Work to complete.
Extract the listing below in full, unchanged.

========================================================================

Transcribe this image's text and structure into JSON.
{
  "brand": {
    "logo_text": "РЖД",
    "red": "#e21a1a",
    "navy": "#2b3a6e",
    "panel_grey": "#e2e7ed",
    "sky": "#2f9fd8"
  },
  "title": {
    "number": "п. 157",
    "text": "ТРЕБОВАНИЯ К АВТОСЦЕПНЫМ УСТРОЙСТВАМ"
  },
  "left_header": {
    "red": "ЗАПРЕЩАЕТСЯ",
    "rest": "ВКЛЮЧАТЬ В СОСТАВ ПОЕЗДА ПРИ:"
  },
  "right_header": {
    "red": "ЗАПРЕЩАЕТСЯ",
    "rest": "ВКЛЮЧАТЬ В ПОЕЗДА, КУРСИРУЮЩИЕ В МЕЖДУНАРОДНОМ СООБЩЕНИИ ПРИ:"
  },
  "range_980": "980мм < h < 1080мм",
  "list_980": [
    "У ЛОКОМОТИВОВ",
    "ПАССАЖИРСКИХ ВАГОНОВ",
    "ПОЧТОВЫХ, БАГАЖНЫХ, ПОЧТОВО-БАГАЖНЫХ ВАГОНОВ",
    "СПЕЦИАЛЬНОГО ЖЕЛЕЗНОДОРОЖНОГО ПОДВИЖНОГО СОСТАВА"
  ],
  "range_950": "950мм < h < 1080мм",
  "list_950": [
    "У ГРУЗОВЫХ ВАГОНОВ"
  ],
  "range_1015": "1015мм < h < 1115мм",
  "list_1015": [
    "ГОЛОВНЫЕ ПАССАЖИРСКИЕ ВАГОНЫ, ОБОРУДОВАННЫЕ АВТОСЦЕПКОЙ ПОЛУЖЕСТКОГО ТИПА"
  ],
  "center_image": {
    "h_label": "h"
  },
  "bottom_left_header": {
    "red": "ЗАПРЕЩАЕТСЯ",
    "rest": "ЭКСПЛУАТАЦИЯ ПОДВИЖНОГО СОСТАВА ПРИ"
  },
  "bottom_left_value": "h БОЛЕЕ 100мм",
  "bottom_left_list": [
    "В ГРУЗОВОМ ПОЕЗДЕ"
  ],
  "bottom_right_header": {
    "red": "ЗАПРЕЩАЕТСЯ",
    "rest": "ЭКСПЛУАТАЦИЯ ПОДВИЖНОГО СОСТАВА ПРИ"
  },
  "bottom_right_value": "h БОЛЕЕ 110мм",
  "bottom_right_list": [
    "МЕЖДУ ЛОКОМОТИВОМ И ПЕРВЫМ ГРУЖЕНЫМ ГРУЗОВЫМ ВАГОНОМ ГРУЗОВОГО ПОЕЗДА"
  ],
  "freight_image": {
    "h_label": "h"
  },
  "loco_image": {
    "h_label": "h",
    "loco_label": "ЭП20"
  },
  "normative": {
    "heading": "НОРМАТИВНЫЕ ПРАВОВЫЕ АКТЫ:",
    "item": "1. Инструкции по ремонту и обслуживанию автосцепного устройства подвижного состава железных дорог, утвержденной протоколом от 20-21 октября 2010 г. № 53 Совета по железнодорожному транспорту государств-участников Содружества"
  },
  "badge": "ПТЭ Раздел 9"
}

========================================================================

Task output.
Transcribe this image's text and structure into JSON.
{
  "brand": {
    "logo_text": "РЖД",
    "red": "#e21a1a",
    "navy": "#2b3a6e",
    "panel_grey": "#e2e7ed",
    "sky": "#2f9fd8"
  },
  "title": {
    "number": "п. 157",
    "text": "ТРЕБОВАНИЯ К АВТОСЦЕПНЫМ УСТРОЙСТВАМ"
  },
  "left_header": {
    "red": "ЗАПРЕЩАЕТСЯ",
    "rest": "ВКЛЮЧАТЬ В СОСТАВ ПОЕЗДА ПРИ:"
  },
  "right_header": {
    "red": "ЗАПРЕЩАЕТСЯ",
    "rest": "ВКЛЮЧАТЬ В ПОЕЗДА, КУРСИРУЮЩИЕ В МЕЖДУНАРОДНОМ СООБЩЕНИИ ПРИ:"
  },
  "range_980": "980мм < h < 1080мм",
  "list_980": [
    "У ЛОКОМОТИВОВ",
    "ПАССАЖИРСКИХ ВАГОНОВ",
    "ПОЧТОВЫХ, БАГАЖНЫХ, ПОЧТОВО-БАГАЖНЫХ ВАГОНОВ",
    "СПЕЦИАЛЬНОГО ЖЕЛЕЗНОДОРОЖНОГО ПОДВИЖНОГО СОСТАВА"
  ],
  "range_950": "950мм < h < 1080мм",
  "list_950": [
    "У ГРУЗОВЫХ ВАГОНОВ"
  ],
  "range_1015": "1015мм < h < 1115мм",
  "list_1015": [
    "ГОЛОВНЫЕ ПАССАЖИРСКИЕ ВАГОНЫ, ОБОРУДОВАННЫЕ АВТОСЦЕПКОЙ ПОЛУЖЕСТКОГО ТИПА"
  ],
  "center_image": {
    "h_label": "h"
  },
  "bottom_left_header": {
    "red": "ЗАПРЕЩАЕТСЯ",
    "rest": "ЭКСПЛУАТАЦИЯ ПОДВИЖНОГО СОСТАВА ПРИ"
  },
  "bottom_left_value": "h БОЛЕЕ 100мм",
  "bottom_left_list": [
    "В ГРУЗОВОМ ПОЕЗДЕ"
  ],
  "bottom_right_header": {
    "red": "ЗАПРЕЩАЕТСЯ",
    "rest": "ЭКСПЛУАТАЦИЯ ПОДВИЖНОГО СОСТАВА ПРИ"
  },
  "bottom_right_value": "h БОЛЕЕ 110мм",
  "bottom_right_list": [
    "МЕЖДУ ЛОКОМОТИВОМ И ПЕРВЫМ ГРУЖЕНЫМ ГРУЗОВЫМ ВАГОНОМ ГРУЗОВОГО ПОЕЗДА"
  ],
  "freight_image": {
    "h_label": "h"
  },
  "loco_image": {
    "h_label": "h",
    "loco_label": "ЭП20"
  },
  "normative": {
    "heading": "НОРМАТИВНЫЕ ПРАВОВЫЕ АКТЫ:",
    "item": "1. Инструкции по ремонту и обслуживанию автосцепного устройства подвижного состава железных дорог, утвержденной протоколом от 20-21 октября 2010 г. № 53 Совета по железнодорожному транспорту государств-участников Содружества"
  },
  "badge": "ПТЭ Раздел 9"
}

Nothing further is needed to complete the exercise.